The task: Every line of the data below should be written out word for word.

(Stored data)
********

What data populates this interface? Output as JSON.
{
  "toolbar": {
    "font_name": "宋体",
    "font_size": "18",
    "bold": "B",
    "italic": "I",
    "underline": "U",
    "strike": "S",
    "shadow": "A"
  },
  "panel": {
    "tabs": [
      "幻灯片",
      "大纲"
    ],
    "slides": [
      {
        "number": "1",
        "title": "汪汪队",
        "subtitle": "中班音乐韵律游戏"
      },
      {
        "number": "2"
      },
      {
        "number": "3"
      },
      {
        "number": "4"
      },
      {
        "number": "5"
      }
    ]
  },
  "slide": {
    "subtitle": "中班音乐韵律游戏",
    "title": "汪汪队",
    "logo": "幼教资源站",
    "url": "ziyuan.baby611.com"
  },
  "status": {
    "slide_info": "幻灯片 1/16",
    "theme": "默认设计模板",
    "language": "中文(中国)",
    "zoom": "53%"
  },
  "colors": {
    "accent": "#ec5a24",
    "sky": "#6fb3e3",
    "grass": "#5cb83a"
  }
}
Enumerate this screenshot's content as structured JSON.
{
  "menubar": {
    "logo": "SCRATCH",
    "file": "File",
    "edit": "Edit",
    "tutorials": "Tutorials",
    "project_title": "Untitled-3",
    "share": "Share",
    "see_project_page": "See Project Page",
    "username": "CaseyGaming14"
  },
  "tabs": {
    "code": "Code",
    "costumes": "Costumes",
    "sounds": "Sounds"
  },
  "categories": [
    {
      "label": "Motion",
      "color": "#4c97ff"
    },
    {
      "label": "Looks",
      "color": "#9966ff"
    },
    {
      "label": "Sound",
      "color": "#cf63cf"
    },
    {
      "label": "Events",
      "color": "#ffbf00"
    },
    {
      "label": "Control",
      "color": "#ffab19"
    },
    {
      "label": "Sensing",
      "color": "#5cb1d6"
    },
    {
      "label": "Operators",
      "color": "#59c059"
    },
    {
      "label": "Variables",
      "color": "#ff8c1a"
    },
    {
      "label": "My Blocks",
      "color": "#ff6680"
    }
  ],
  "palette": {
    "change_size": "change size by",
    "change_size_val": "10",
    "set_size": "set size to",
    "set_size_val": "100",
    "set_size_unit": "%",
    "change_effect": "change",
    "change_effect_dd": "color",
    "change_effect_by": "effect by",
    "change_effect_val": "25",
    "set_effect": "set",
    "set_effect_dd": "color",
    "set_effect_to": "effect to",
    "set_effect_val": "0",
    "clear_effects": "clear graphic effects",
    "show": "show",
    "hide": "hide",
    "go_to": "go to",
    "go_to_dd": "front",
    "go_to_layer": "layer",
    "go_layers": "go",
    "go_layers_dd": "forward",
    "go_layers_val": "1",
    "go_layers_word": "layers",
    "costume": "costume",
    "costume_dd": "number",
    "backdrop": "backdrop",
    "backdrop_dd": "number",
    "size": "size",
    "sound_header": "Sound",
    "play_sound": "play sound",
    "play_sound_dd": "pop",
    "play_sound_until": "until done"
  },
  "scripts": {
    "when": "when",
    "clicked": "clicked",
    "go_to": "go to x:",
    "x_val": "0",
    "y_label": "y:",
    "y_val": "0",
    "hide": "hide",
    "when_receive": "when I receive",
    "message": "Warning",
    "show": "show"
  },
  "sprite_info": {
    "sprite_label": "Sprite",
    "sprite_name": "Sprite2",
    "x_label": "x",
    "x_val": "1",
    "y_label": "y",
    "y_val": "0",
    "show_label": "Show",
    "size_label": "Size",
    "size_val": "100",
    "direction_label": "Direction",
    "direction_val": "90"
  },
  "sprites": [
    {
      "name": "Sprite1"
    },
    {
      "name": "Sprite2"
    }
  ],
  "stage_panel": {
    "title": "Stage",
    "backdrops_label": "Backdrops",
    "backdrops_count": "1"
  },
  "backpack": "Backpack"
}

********

Response to the exercise:
What data populates this interface? Output as JSON.
{
  "toolbar": {
    "font_name": "宋体",
    "font_size": "18",
    "bold": "B",
    "italic": "I",
    "underline": "U",
    "strike": "S",
    "shadow": "A"
  },
  "panel": {
    "tabs": [
      "幻灯片",
      "大纲"
    ],
    "slides": [
      {
        "number": "1",
        "title": "汪汪队",
        "subtitle": "中班音乐韵律游戏"
      },
      {
        "number": "2"
      },
      {
        "number": "3"
      },
      {
        "number": "4"
      },
      {
        "number": "5"
      }
    ]
  },
  "slide": {
    "subtitle": "中班音乐韵律游戏",
    "title": "汪汪队",
    "logo": "幼教资源站",
    "url": "ziyuan.baby611.com"
  },
  "status": {
    "slide_info": "幻灯片 1/16",
    "theme": "默认设计模板",
    "language": "中文(中国)",
    "zoom": "53%"
  },
  "colors": {
    "accent": "#ec5a24",
    "sky": "#6fb3e3",
    "grass": "#5cb83a"
  }
}
Enumerate this screenshot's content as structured JSON.
{
  "menubar": {
    "logo": "SCRATCH",
    "file": "File",
    "edit": "Edit",
    "tutorials": "Tutorials",
    "project_title": "Untitled-3",
    "share": "Share",
    "see_project_page": "See Project Page",
    "username": "CaseyGaming14"
  },
  "tabs": {
    "code": "Code",
    "costumes": "Costumes",
    "sounds": "Sounds"
  },
  "categories": [
    {
      "label": "Motion",
      "color": "#4c97ff"
    },
    {
      "label": "Looks",
      "color": "#9966ff"
    },
    {
      "label": "Sound",
      "color": "#cf63cf"
    },
    {
      "label": "Events",
      "color": "#ffbf00"
    },
    {
      "label": "Control",
      "color": "#ffab19"
    },
    {
      "label": "Sensing",
      "color": "#5cb1d6"
    },
    {
      "label": "Operators",
      "color": "#59c059"
    },
    {
      "label": "Variables",
      "color": "#ff8c1a"
    },
    {
      "label": "My Blocks",
      "color": "#ff6680"
    }
  ],
  "palette": {
    "change_size": "change size by",
    "change_size_val": "10",
    "set_size": "set size to",
    "set_size_val": "100",
    "set_size_unit": "%",
    "change_effect": "change",
    "change_effect_dd": "color",
    "change_effect_by": "effect by",
    "change_effect_val": "25",
    "set_effect": "set",
    "set_effect_dd": "color",
    "set_effect_to": "effect to",
    "set_effect_val": "0",
    "clear_effects": "clear graphic effects",
    "show": "show",
    "hide": "hide",
    "go_to": "go to",
    "go_to_dd": "front",
    "go_to_layer": "layer",
    "go_layers": "go",
    "go_layers_dd": "forward",
    "go_layers_val": "1",
    "go_layers_word": "layers",
    "costume": "costume",
    "costume_dd": "number",
    "backdrop": "backdrop",
    "backdrop_dd": "number",
    "size": "size",
    "sound_header": "Sound",
    "play_sound": "play sound",
    "play_sound_dd": "pop",
    "play_sound_until": "until done"
  },
  "scripts": {
    "when": "when",
    "clicked": "clicked",
    "go_to": "go to x:",
    "x_val": "0",
    "y_label": "y:",
    "y_val": "0",
    "hide": "hide",
    "when_receive": "when I receive",
    "message": "Warning",
    "show": "show"
  },
  "sprite_info": {
    "sprite_label": "Sprite",
    "sprite_name": "Sprite2",
    "x_label": "x",
    "x_val": "1",
    "y_label": "y",
    "y_val": "0",
    "show_label": "Show",
    "size_label": "Size",
    "size_val": "100",
    "direction_label": "Direction",
    "direction_val": "90"
  },
  "sprites": [
    {
      "name": "Sprite1"
    },
    {
      "name": "Sprite2"
    }
  ],
  "stage_panel": {
    "title": "Stage",
    "backdrops_label": "Backdrops",
    "backdrops_count": "1"
  },
  "backpack": "Backpack"
}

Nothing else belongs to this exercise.